How do calcifying marine organisms grow? Determining the role of non-classical precipitation processes in biogenic marine calcite formation

Fully funded (UK and international)
Type of degree
Doctor of Philosophy
Entry requirements
2:1 honours degree View full entry requirements
Faculty graduate school
Faculty of Environmental and Life Sciences
Closing date

About the project

The shells of planktonic marine calcifying organisms represent one of the largest long-term carbon sinks on Earth’s surface and are an important archive of geochemical systems that record past climate change. As such, and because the response of these organisms to anthropogenic climate change may be an important carbon cycle feedback, it is vitally important to understand how these organisms calcify.

There is growing evidence that most marine calcifying organisms produce crystalline calcite or aragonite (CaCO3) via a ‘precursor’ phase, usually amorphous calcium carbonate (ACC). However, no laboratory experiment has succeeded in producing CaCO3 via an amorphous precursor with the characteristics of biological marine calcites. Solving this issue would constrain an important component of the biomineralisation process and enable us to understand the sensitivity of calcification to past, present, and future environmental change.

This project will experimentally determine the physical and chemical conditions required to form calcite via ACC with the geochemical and structural properties of that of marine organisms. Ultimately, the project will build this information into a biomineralisation model to help mechanistically underpin our understanding of the extent to which marine organisms will be impacted by future climate change and ocean acidification.

For full project details visit the Inspire project page.

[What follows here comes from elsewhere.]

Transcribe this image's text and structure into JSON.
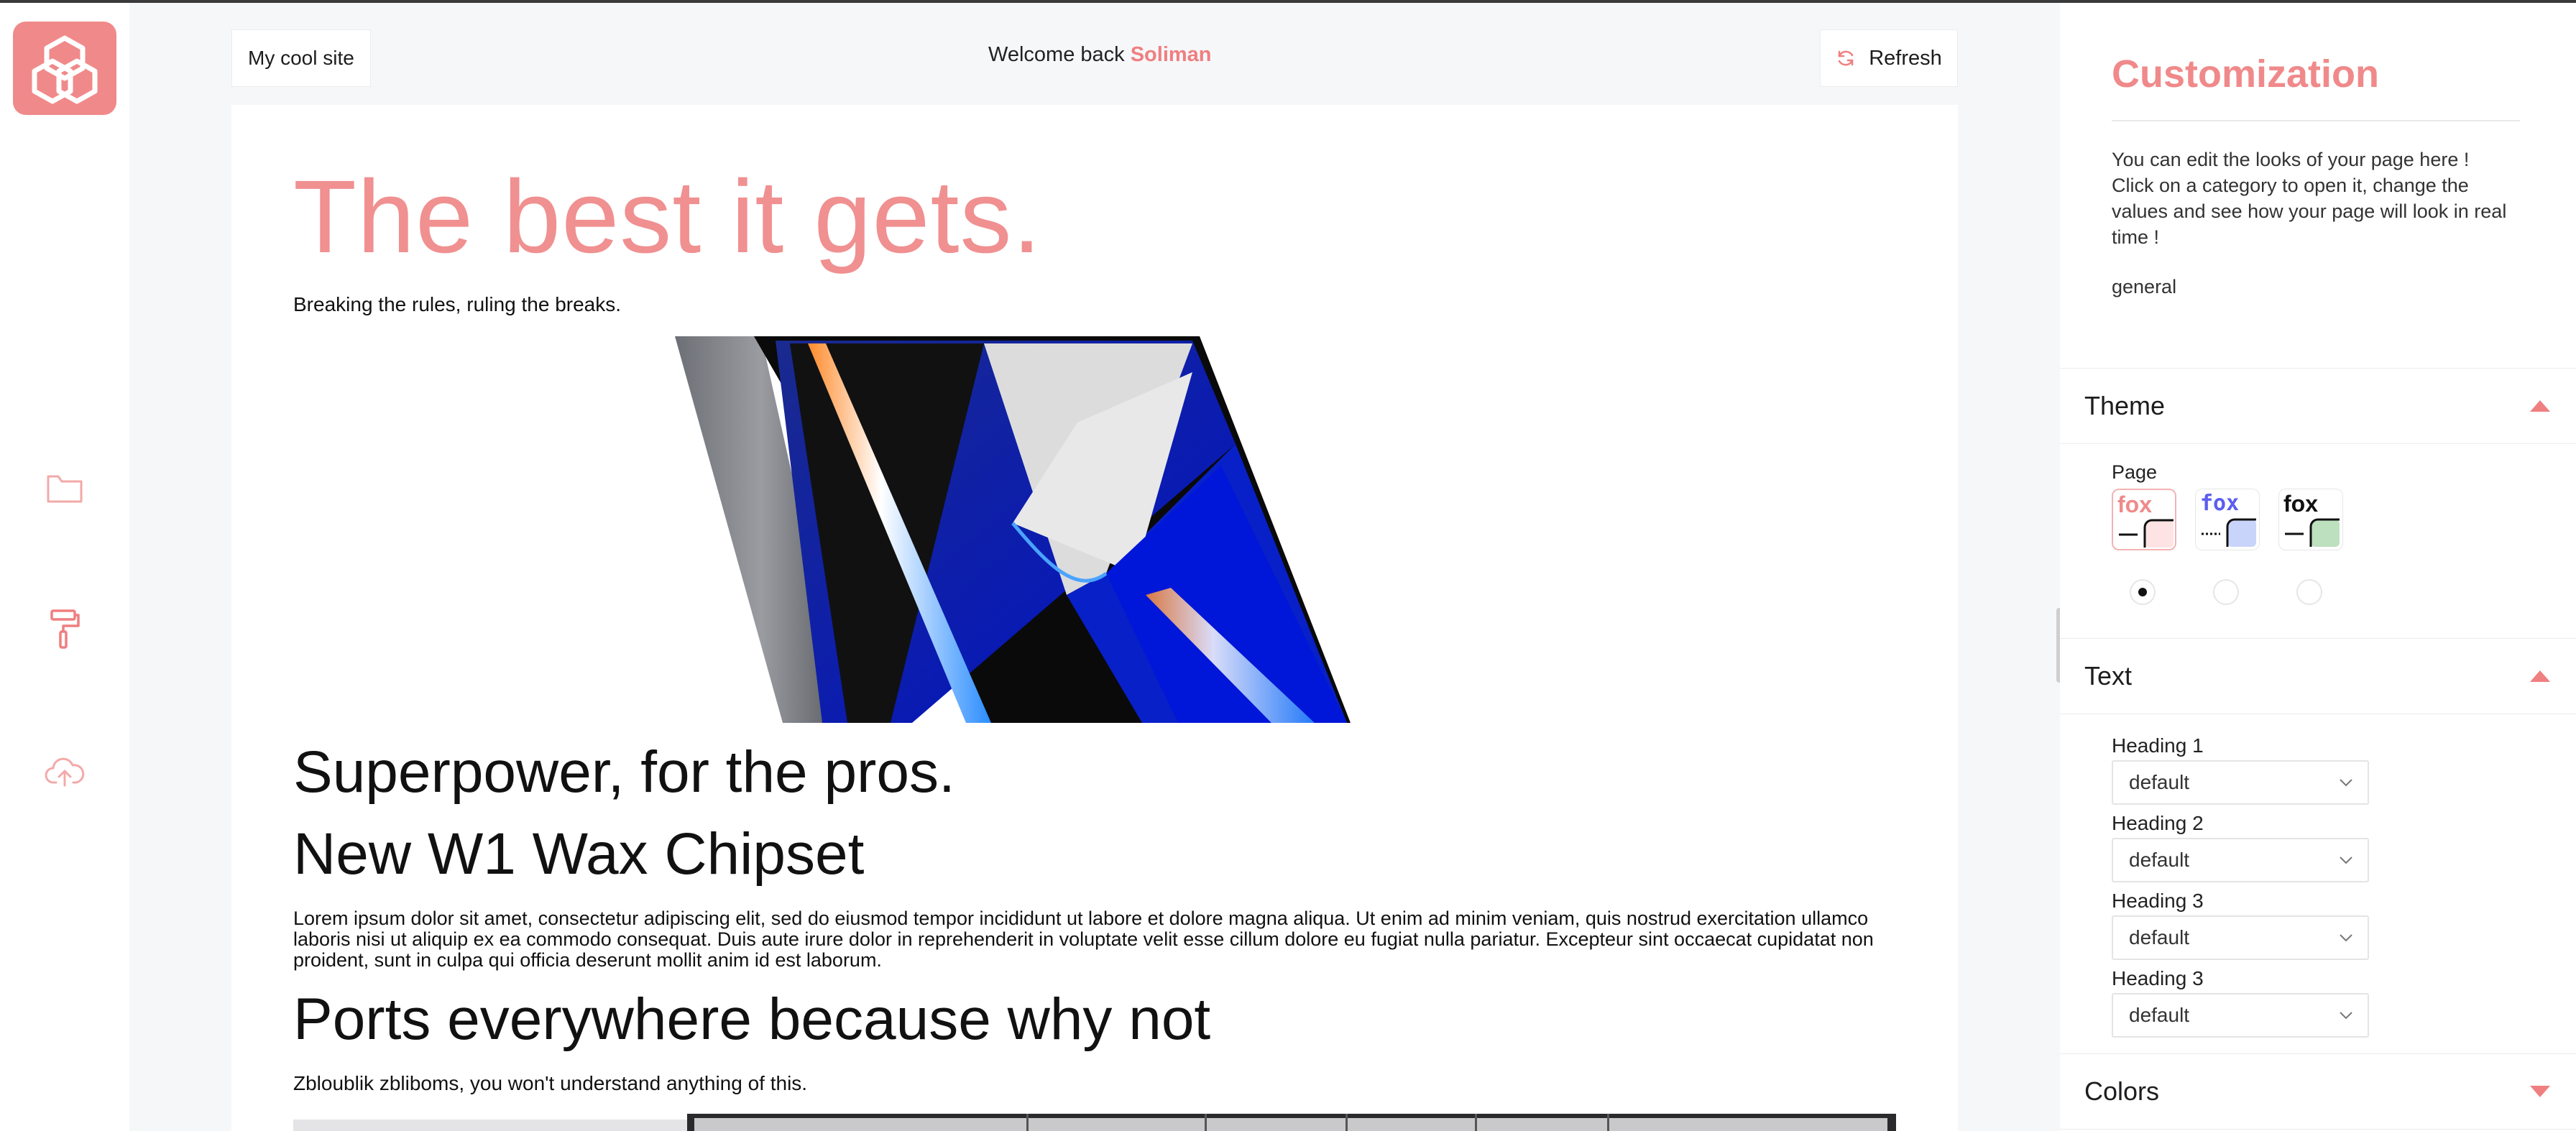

  • Dr David Evans (University of Southampton)
  • Dr Chris Pearce (National Oceanography Centre)
  • Professor Sumeet Mahajan (University of Southampton)